PS C:\ws\powershell> set-namespace $old | Out-Null
PS C:\ws\powershell> get-host

Name             : ConsoleHost
Version          :
InstanceId       : d2f07d5a-8be5-45e8-9bf4-8e32b531f410
UI               : System.Management.Automation.Internal.Host.InternalHostUserI
CurrentCulture   : en-US
CurrentUICulture : en-US
PrivateData      : Microsoft.PowerShell.ConsoleHost+ConsoleColorProxy

This could be made much more like a "using namespace" construct as in Kirk’s post by passing the commands to be executed as a script block and resetting the namespace after execution.

Aside from that, this is obviously incomplete, not taking into account aliases instead of or in addition to cmdlets, etc. And it doesn’t work at all for functions which don’t have a snapin to distinguish them (any thoughts on alternatives?). But maybe it’s a reasonable strawman for dealing with the problem using existing mechanisms. What do you think? Better suggestions?

Antonio Dias

I used Get-Process and Get-Host as examples because we’re all familiar with them. This obviously isn’t an encouragement to stomp on existing names, just a thought exercise around alternatives to prefixing the nouns.


We noticed the Documentation One Liner topic over on the Windows PowerShell group’s blog. We don’t have a one-liner but we do have a little script that Angel, one of the team members, wrote to tackle the same problem. We chose to map the help into HTML in a javadoc-ish format. Below, you can see a little sample of applying it to one of the core cmdlets. Click on the image to see full size.

Here are the script and stylesheet: Download doc-style.css Download New-HtmlHelp.ps1

Usage: New-HtmlHelp [commands for which to generate help] [target directory] [title]

Example: New-HtmlHelp (get-command -pssnapin microsoft.powershell.management) ./cmdletHelp "Management Cmdlets"

Then open ./cmdletHelp/index.html in a browser. To complete it, create a web page that describes the package in the ./cmdletHelp/right-frame.html file.

This script is a quick-and-dirty hack and makes some assumptions that are valid for our environment. In other words: It works for us. YMMV. Note: the script as attached isn’t signed. Please read it over and validate it for yourself. If you add any improvements, we’d certainly appreciate a link to them. 🙂

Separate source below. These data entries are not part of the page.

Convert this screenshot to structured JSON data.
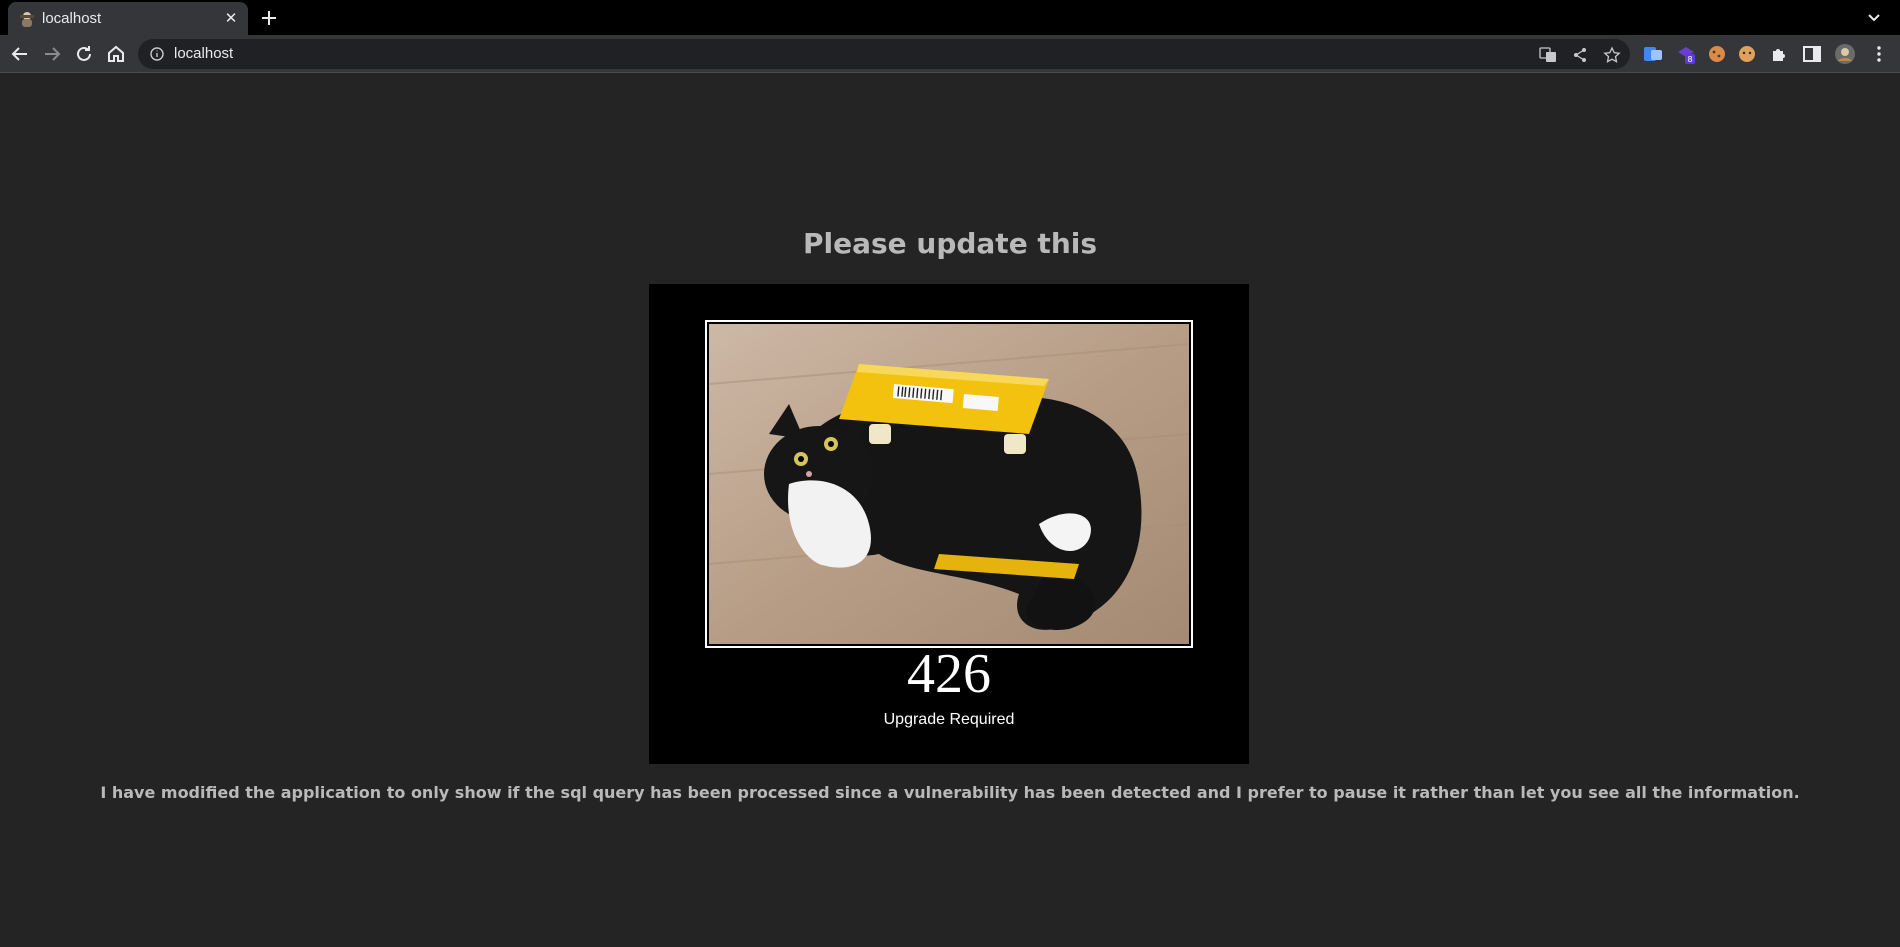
{
  "browser": {
    "tab": {
      "title": "localhost",
      "close_glyph": "✕",
      "favicon": "tux-cat-favicon-icon"
    },
    "new_tab_glyph": "+",
    "address": {
      "url": "localhost",
      "info_icon": "info-icon"
    },
    "omnibox_icons": [
      "translate-icon",
      "share-icon",
      "star-icon"
    ],
    "extensions": [
      {
        "name": "translate-extension-icon",
        "color": "#4285f4"
      },
      {
        "name": "purple-extension-icon",
        "color": "#6a3fcf",
        "badge": "8"
      },
      {
        "name": "cookie-extension-icon",
        "color": "#d98b4a"
      },
      {
        "name": "cookie-face-extension-icon",
        "color": "#e0a15c"
      },
      {
        "name": "puzzle-icon",
        "color": "#e8eaed"
      },
      {
        "name": "side-panel-icon",
        "color": "#e8eaed"
      },
      {
        "name": "profile-avatar",
        "color": "#b68a54"
      },
      {
        "name": "menu-kebab-icon",
        "color": "#e8eaed"
      }
    ]
  },
  "page": {
    "heading": "Please update this",
    "poster": {
      "photo": "cat-in-yellow-envelope-image",
      "code": "426",
      "reason": "Upgrade Required"
    },
    "message": "I have modified the application to only show if the sql query has been processed since a vulnerability has been detected and I prefer to pause it rather than let you see all the information."
  },
  "colors": {
    "page_bg": "#242424",
    "heading_text": "#b9b9b9",
    "tabstrip_bg": "#000000",
    "toolbar_bg": "#35363a",
    "omnibox_bg": "#202124"
  }
}
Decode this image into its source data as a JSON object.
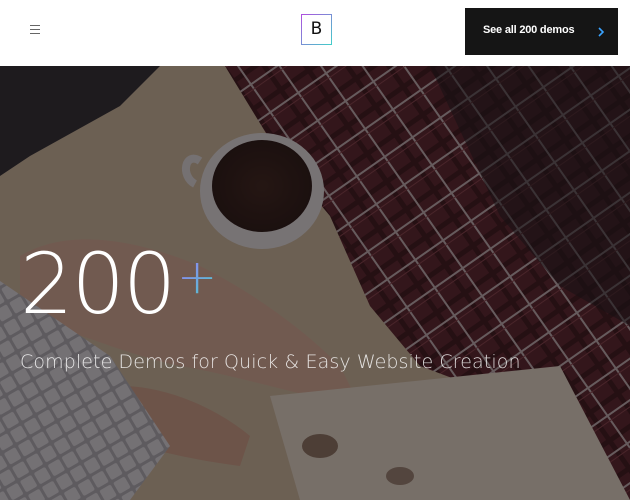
{
  "header": {
    "menu_icon": "hamburger-menu-icon",
    "logo_letter": "B",
    "logo_gradient": [
      "#b14de0",
      "#3fd0c9"
    ],
    "cta_label": "See all 200 demos",
    "cta_icon": "chevron-right-icon",
    "cta_bg": "#151515",
    "chevron_color": "#3aa3ff"
  },
  "hero": {
    "big_number": "200",
    "plus": "+",
    "subtitle": "Complete Demos for Quick & Easy Website Creation"
  }
}
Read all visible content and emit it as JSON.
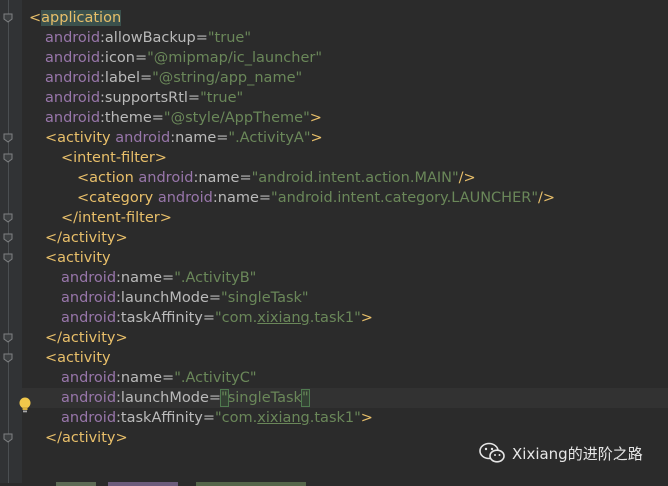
{
  "editor": {
    "lines": [
      {
        "indent": 0,
        "segments": [
          {
            "t": "<",
            "c": "c-tag"
          },
          {
            "t": "application",
            "c": "tag-bg"
          }
        ]
      },
      {
        "indent": 1,
        "segments": [
          {
            "t": "android",
            "c": "c-ns"
          },
          {
            "t": ":allowBackup=",
            "c": "c-attr"
          },
          {
            "t": "\"true\"",
            "c": "c-val"
          }
        ]
      },
      {
        "indent": 1,
        "segments": [
          {
            "t": "android",
            "c": "c-ns"
          },
          {
            "t": ":icon=",
            "c": "c-attr"
          },
          {
            "t": "\"@mipmap/ic_launcher\"",
            "c": "c-val"
          }
        ]
      },
      {
        "indent": 1,
        "segments": [
          {
            "t": "android",
            "c": "c-ns"
          },
          {
            "t": ":label=",
            "c": "c-attr"
          },
          {
            "t": "\"@string/app_name\"",
            "c": "c-val"
          }
        ]
      },
      {
        "indent": 1,
        "segments": [
          {
            "t": "android",
            "c": "c-ns"
          },
          {
            "t": ":supportsRtl=",
            "c": "c-attr"
          },
          {
            "t": "\"true\"",
            "c": "c-val"
          }
        ]
      },
      {
        "indent": 1,
        "segments": [
          {
            "t": "android",
            "c": "c-ns"
          },
          {
            "t": ":theme=",
            "c": "c-attr"
          },
          {
            "t": "\"@style/AppTheme\"",
            "c": "c-val"
          },
          {
            "t": ">",
            "c": "c-tag"
          }
        ]
      },
      {
        "indent": 1,
        "segments": [
          {
            "t": "<activity ",
            "c": "c-tag"
          },
          {
            "t": "android",
            "c": "c-ns"
          },
          {
            "t": ":name=",
            "c": "c-attr"
          },
          {
            "t": "\".ActivityA\"",
            "c": "c-val"
          },
          {
            "t": ">",
            "c": "c-tag"
          }
        ]
      },
      {
        "indent": 2,
        "segments": [
          {
            "t": "<intent-filter>",
            "c": "c-tag"
          }
        ]
      },
      {
        "indent": 3,
        "segments": [
          {
            "t": "<action ",
            "c": "c-tag"
          },
          {
            "t": "android",
            "c": "c-ns"
          },
          {
            "t": ":name=",
            "c": "c-attr"
          },
          {
            "t": "\"android.intent.action.MAIN\"",
            "c": "c-val"
          },
          {
            "t": "/>",
            "c": "c-tag"
          }
        ]
      },
      {
        "indent": 3,
        "segments": [
          {
            "t": "<category ",
            "c": "c-tag"
          },
          {
            "t": "android",
            "c": "c-ns"
          },
          {
            "t": ":name=",
            "c": "c-attr"
          },
          {
            "t": "\"android.intent.category.LAUNCHER\"",
            "c": "c-val"
          },
          {
            "t": "/>",
            "c": "c-tag"
          }
        ]
      },
      {
        "indent": 2,
        "segments": [
          {
            "t": "</intent-filter>",
            "c": "c-tag"
          }
        ]
      },
      {
        "indent": 1,
        "segments": [
          {
            "t": "</activity>",
            "c": "c-tag"
          }
        ]
      },
      {
        "indent": 1,
        "segments": [
          {
            "t": "<activity",
            "c": "c-tag"
          }
        ]
      },
      {
        "indent": 2,
        "segments": [
          {
            "t": "android",
            "c": "c-ns"
          },
          {
            "t": ":name=",
            "c": "c-attr"
          },
          {
            "t": "\".ActivityB\"",
            "c": "c-val"
          }
        ]
      },
      {
        "indent": 2,
        "segments": [
          {
            "t": "android",
            "c": "c-ns"
          },
          {
            "t": ":launchMode=",
            "c": "c-attr"
          },
          {
            "t": "\"singleTask\"",
            "c": "c-val"
          }
        ]
      },
      {
        "indent": 2,
        "segments": [
          {
            "t": "android",
            "c": "c-ns"
          },
          {
            "t": ":taskAffinity=",
            "c": "c-attr"
          },
          {
            "t": "\"com.",
            "c": "c-val"
          },
          {
            "t": "xixiang",
            "c": "c-val underline"
          },
          {
            "t": ".task1\"",
            "c": "c-val"
          },
          {
            "t": ">",
            "c": "c-tag"
          }
        ]
      },
      {
        "indent": 1,
        "segments": [
          {
            "t": "</activity>",
            "c": "c-tag"
          }
        ]
      },
      {
        "indent": 1,
        "segments": [
          {
            "t": "<activity",
            "c": "c-tag"
          }
        ]
      },
      {
        "indent": 2,
        "segments": [
          {
            "t": "android",
            "c": "c-ns"
          },
          {
            "t": ":name=",
            "c": "c-attr"
          },
          {
            "t": "\".ActivityC\"",
            "c": "c-val"
          }
        ]
      },
      {
        "indent": 2,
        "current": true,
        "segments": [
          {
            "t": "android",
            "c": "c-ns"
          },
          {
            "t": ":launchMode=",
            "c": "c-attr"
          },
          {
            "t": "\"",
            "c": "c-val caret-quote"
          },
          {
            "t": "singleTask",
            "c": "c-val"
          },
          {
            "t": "\"",
            "c": "c-val caret-quote"
          }
        ]
      },
      {
        "indent": 2,
        "segments": [
          {
            "t": "android",
            "c": "c-ns"
          },
          {
            "t": ":taskAffinity=",
            "c": "c-attr"
          },
          {
            "t": "\"com.",
            "c": "c-val"
          },
          {
            "t": "xixiang",
            "c": "c-val underline"
          },
          {
            "t": ".task1\"",
            "c": "c-val"
          },
          {
            "t": ">",
            "c": "c-tag"
          }
        ]
      },
      {
        "indent": 1,
        "segments": [
          {
            "t": "</activity>",
            "c": "c-tag"
          }
        ]
      }
    ],
    "colors": {
      "background": "#2b2b2b",
      "tag": "#e8bf6a",
      "namespace": "#9876aa",
      "attribute": "#bababa",
      "value": "#6a8759"
    }
  },
  "watermark": {
    "text": "Xixiang的进阶之路",
    "icon": "wechat-icon"
  },
  "gutter": {
    "intention_icon": "lightbulb-icon"
  }
}
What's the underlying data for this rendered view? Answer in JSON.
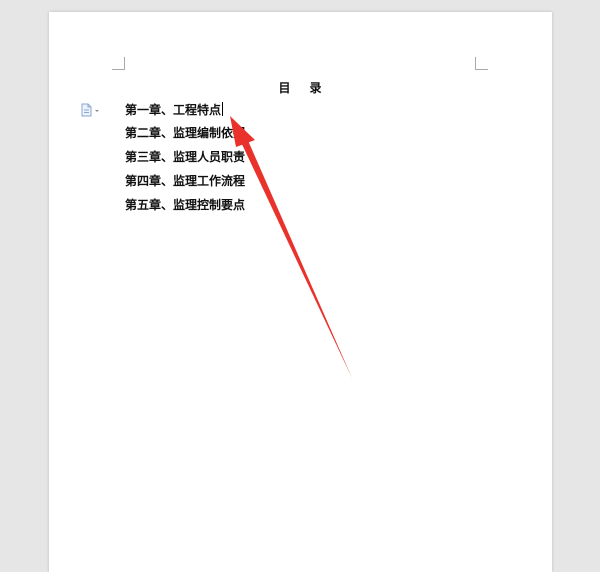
{
  "document": {
    "title_char_1": "目",
    "title_char_2": "录",
    "toc": [
      {
        "label": "第一章、工程特点"
      },
      {
        "label": "第二章、监理编制依据"
      },
      {
        "label": "第三章、监理人员职责"
      },
      {
        "label": "第四章、监理工作流程"
      },
      {
        "label": "第五章、监理控制要点"
      }
    ]
  },
  "icons": {
    "paragraph_handle": "document-icon",
    "annotation": "red-arrow-icon"
  },
  "colors": {
    "background": "#e6e6e6",
    "page": "#ffffff",
    "arrow": "#e8322b"
  }
}
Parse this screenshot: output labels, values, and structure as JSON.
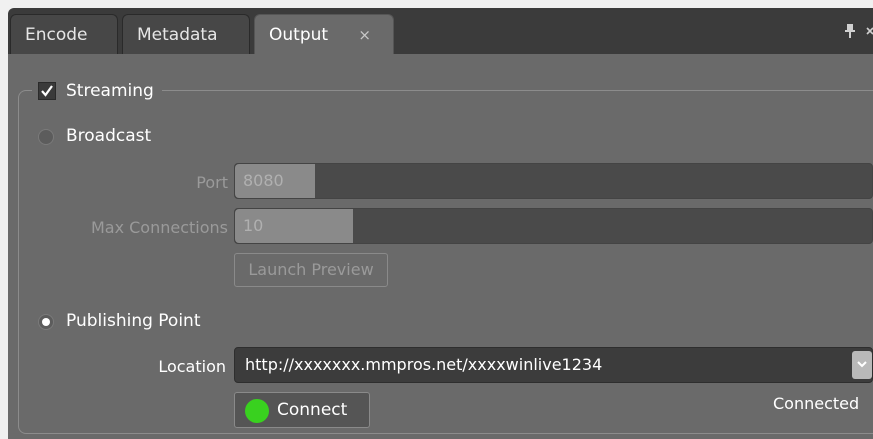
{
  "tabs": [
    {
      "label": "Encode"
    },
    {
      "label": "Metadata"
    },
    {
      "label": "Output",
      "close": "×",
      "active": true
    }
  ],
  "streaming": {
    "label": "Streaming",
    "checked": true
  },
  "broadcast": {
    "label": "Broadcast",
    "selected": false,
    "port_label": "Port",
    "port_value": "8080",
    "max_connections_label": "Max Connections",
    "max_connections_value": "10",
    "launch_preview_label": "Launch Preview"
  },
  "publishing_point": {
    "label": "Publishing Point",
    "selected": true,
    "location_label": "Location",
    "location_value": "http://xxxxxxx.mmpros.net/xxxxwinlive1234",
    "connect_label": "Connect",
    "status_text": "Connected"
  },
  "colors": {
    "connect_indicator": "#39d11f"
  },
  "icons": {
    "pin": "pin-icon",
    "panel_close": "close-icon",
    "checkbox_check": "check-icon",
    "dropdown": "chevron-down-icon"
  }
}
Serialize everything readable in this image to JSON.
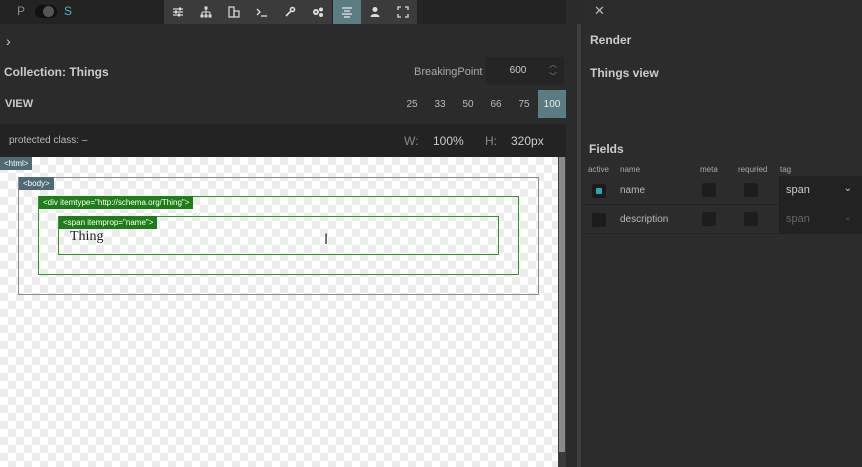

“Hello World” | out-host

PowerShell provides a great automation platform for Windows. At VMware, we’ve been exploring PowerShell interfaces for VMware Infrastructure and VMworld gave us a good opportunity to provide a sneak peek at some of the forms those interfaces could take. You can view the slides from that session here: Download VMworld2007_IO30.pdf

In case you don’t feel like browsing through the slides, here’s a quick sample:

Get-VM qa* | Get-NetworkAdapter | where { $_.NetworkName -eq "red" } | Set-NetworkAdapter -NetworkName "blue"

This little example shows off some of the leverage and simplicity a PowerShell interface could provide. Hopefully, it’s self-explanatory but I’ll translate it anyway: For all virtual machines with names that start with "qa," change any network adapters they may have that are attached to the "red" network to instead be attached to the "blue" network. This is pretty typical PowerShell syntax, composing a few simple commands with a little bit of PowerShell language scripting to accomplish a task. And it’s indicative of the kind of simplicity we’re trying to achieve.

On the PowerShell development team, we’re very excited about this work and we’re interested in feedback from any of you who may have comments and in particular from anyone who attended the VMworld session on this topic (IO30).

To keep up with ongoing work, please subscribe to one of our blog feeds: